## [YOUR TASK]
Only the last stretch of the records is wanted: restate word for word the line with "Extract the structured" and every line after it.

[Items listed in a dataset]
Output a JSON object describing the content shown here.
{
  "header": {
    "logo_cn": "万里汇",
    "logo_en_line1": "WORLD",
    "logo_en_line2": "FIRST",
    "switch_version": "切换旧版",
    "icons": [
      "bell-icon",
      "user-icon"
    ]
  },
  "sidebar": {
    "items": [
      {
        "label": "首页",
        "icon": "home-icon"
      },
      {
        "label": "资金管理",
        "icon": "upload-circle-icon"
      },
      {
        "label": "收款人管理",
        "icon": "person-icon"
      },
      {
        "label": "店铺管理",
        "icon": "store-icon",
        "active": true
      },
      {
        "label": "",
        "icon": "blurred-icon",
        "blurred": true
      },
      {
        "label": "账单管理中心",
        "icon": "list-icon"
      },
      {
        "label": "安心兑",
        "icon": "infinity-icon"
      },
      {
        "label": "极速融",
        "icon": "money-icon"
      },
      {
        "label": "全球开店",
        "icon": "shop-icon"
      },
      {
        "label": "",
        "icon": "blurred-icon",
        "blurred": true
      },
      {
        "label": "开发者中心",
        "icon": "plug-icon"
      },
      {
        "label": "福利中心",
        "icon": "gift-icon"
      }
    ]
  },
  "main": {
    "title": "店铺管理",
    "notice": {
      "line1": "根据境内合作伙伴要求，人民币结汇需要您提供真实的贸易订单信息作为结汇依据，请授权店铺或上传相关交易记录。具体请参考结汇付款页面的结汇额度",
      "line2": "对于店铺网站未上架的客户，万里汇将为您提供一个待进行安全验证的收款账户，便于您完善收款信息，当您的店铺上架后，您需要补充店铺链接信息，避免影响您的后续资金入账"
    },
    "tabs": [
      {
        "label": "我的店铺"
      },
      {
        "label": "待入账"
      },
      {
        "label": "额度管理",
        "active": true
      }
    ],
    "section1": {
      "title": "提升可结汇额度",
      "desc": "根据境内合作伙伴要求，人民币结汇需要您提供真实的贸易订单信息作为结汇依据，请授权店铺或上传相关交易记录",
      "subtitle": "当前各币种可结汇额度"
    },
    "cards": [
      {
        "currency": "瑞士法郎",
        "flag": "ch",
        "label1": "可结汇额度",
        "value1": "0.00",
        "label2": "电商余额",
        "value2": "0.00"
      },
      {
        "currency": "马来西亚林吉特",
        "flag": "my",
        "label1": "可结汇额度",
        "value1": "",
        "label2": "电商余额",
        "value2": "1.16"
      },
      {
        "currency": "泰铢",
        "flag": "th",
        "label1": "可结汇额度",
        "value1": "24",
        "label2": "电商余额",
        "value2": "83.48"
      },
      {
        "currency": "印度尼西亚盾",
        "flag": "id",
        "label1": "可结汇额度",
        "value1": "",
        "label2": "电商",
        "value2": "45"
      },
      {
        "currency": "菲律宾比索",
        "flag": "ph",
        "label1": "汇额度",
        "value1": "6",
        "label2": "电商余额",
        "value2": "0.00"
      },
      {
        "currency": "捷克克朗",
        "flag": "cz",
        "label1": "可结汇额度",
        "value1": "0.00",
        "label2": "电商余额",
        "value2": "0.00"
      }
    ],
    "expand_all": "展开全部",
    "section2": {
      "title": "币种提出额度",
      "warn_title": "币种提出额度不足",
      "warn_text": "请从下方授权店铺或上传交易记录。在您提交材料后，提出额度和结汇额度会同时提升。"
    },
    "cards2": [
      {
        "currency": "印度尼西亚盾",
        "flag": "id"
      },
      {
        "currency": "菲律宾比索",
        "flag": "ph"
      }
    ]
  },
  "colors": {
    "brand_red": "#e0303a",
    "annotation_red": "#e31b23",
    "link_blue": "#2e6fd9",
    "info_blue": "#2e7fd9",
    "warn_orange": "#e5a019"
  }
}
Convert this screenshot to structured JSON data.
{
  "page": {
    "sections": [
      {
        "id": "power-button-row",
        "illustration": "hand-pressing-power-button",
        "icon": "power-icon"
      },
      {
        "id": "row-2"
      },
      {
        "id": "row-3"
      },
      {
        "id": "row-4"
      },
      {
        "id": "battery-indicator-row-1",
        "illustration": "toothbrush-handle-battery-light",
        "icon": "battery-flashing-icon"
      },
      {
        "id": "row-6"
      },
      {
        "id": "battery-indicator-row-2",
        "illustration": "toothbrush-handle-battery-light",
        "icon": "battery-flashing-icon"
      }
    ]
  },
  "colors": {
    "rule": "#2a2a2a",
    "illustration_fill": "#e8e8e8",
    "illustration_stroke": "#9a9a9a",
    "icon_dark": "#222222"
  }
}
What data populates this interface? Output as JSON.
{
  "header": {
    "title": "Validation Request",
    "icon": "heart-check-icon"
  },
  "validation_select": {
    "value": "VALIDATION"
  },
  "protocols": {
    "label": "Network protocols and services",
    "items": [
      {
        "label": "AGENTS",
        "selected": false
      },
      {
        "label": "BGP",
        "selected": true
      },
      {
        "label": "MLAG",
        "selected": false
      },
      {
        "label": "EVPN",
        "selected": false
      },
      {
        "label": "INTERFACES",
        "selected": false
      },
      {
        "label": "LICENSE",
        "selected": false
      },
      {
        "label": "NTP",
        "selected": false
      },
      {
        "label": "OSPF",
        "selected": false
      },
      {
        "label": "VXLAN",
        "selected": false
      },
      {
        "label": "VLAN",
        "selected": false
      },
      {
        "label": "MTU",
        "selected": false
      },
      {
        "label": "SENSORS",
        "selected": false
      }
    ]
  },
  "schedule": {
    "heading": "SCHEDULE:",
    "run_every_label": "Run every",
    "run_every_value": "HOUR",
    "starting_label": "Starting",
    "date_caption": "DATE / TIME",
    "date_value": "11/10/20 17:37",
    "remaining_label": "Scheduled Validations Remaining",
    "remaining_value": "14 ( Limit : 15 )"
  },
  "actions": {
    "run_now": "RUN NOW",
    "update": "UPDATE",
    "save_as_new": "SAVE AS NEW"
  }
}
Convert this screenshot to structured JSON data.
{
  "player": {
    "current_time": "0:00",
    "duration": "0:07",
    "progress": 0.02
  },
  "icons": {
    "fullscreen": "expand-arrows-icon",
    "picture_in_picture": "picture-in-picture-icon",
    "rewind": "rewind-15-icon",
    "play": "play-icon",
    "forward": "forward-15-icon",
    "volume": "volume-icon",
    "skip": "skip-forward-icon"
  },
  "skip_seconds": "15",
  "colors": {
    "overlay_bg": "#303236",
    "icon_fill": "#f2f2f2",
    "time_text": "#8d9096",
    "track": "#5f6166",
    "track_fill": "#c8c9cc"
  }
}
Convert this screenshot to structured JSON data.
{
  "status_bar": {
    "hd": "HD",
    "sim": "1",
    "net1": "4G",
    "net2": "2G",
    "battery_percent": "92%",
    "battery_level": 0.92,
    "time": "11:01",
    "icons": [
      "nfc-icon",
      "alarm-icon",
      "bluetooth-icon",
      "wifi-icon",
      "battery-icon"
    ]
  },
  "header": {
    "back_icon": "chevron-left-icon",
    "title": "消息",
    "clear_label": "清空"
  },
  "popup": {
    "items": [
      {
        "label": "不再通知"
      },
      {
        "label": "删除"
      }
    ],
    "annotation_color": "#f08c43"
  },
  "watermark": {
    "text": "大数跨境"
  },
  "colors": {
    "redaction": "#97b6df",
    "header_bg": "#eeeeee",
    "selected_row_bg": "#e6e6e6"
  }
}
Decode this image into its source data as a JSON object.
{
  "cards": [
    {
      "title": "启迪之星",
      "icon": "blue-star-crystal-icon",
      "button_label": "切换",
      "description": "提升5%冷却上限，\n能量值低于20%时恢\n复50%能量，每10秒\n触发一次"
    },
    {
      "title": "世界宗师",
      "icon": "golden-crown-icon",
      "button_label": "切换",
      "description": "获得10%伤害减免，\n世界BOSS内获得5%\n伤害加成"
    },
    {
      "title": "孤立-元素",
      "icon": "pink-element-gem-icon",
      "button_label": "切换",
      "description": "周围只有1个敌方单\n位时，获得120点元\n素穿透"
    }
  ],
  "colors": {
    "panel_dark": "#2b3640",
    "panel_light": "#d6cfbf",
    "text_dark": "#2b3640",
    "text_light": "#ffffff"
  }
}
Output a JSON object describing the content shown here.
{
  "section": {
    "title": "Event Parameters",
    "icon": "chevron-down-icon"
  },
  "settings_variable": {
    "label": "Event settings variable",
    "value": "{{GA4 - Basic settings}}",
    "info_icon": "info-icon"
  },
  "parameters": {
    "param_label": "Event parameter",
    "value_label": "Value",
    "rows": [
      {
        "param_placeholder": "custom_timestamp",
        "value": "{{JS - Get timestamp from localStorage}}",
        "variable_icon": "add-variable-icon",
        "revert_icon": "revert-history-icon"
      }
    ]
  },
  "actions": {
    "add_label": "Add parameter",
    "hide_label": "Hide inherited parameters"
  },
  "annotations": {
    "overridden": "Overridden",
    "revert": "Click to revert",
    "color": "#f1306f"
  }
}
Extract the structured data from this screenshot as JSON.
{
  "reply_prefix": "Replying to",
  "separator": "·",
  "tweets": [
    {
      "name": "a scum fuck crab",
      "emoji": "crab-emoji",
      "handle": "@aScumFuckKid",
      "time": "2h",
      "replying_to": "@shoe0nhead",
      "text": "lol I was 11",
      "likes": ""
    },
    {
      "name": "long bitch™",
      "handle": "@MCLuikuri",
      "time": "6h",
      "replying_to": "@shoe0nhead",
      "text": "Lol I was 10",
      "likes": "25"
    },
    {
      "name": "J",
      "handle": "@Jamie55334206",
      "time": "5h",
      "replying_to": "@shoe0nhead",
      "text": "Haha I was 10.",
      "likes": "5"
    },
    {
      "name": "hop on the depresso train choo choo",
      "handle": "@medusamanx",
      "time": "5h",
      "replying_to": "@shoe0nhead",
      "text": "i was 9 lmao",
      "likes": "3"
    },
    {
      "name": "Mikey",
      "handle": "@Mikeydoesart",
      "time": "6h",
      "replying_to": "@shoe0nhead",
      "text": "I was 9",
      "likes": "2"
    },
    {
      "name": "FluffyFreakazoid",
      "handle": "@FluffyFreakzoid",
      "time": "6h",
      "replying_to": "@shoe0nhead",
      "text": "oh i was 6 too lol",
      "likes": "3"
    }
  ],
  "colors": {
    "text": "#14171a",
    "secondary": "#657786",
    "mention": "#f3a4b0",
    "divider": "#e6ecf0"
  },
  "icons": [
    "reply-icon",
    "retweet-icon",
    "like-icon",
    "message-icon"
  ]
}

## [SOLUTION TO THIS EXERCISE]
Extract the structured data from this screenshot as JSON.
{
  "reply_prefix": "Replying to",
  "separator": "·",
  "tweets": [
    {
      "name": "a scum fuck crab",
      "emoji": "crab-emoji",
      "handle": "@aScumFuckKid",
      "time": "2h",
      "replying_to": "@shoe0nhead",
      "text": "lol I was 11",
      "likes": ""
    },
    {
      "name": "long bitch™",
      "handle": "@MCLuikuri",
      "time": "6h",
      "replying_to": "@shoe0nhead",
      "text": "Lol I was 10",
      "likes": "25"
    },
    {
      "name": "J",
      "handle": "@Jamie55334206",
      "time": "5h",
      "replying_to": "@shoe0nhead",
      "text": "Haha I was 10.",
      "likes": "5"
    },
    {
      "name": "hop on the depresso train choo choo",
      "handle": "@medusamanx",
      "time": "5h",
      "replying_to": "@shoe0nhead",
      "text": "i was 9 lmao",
      "likes": "3"
    },
    {
      "name": "Mikey",
      "handle": "@Mikeydoesart",
      "time": "6h",
      "replying_to": "@shoe0nhead",
      "text": "I was 9",
      "likes": "2"
    },
    {
      "name": "FluffyFreakazoid",
      "handle": "@FluffyFreakzoid",
      "time": "6h",
      "replying_to": "@shoe0nhead",
      "text": "oh i was 6 too lol",
      "likes": "3"
    }
  ],
  "colors": {
    "text": "#14171a",
    "secondary": "#657786",
    "mention": "#f3a4b0",
    "divider": "#e6ecf0"
  },
  "icons": [
    "reply-icon",
    "retweet-icon",
    "like-icon",
    "message-icon"
  ]
}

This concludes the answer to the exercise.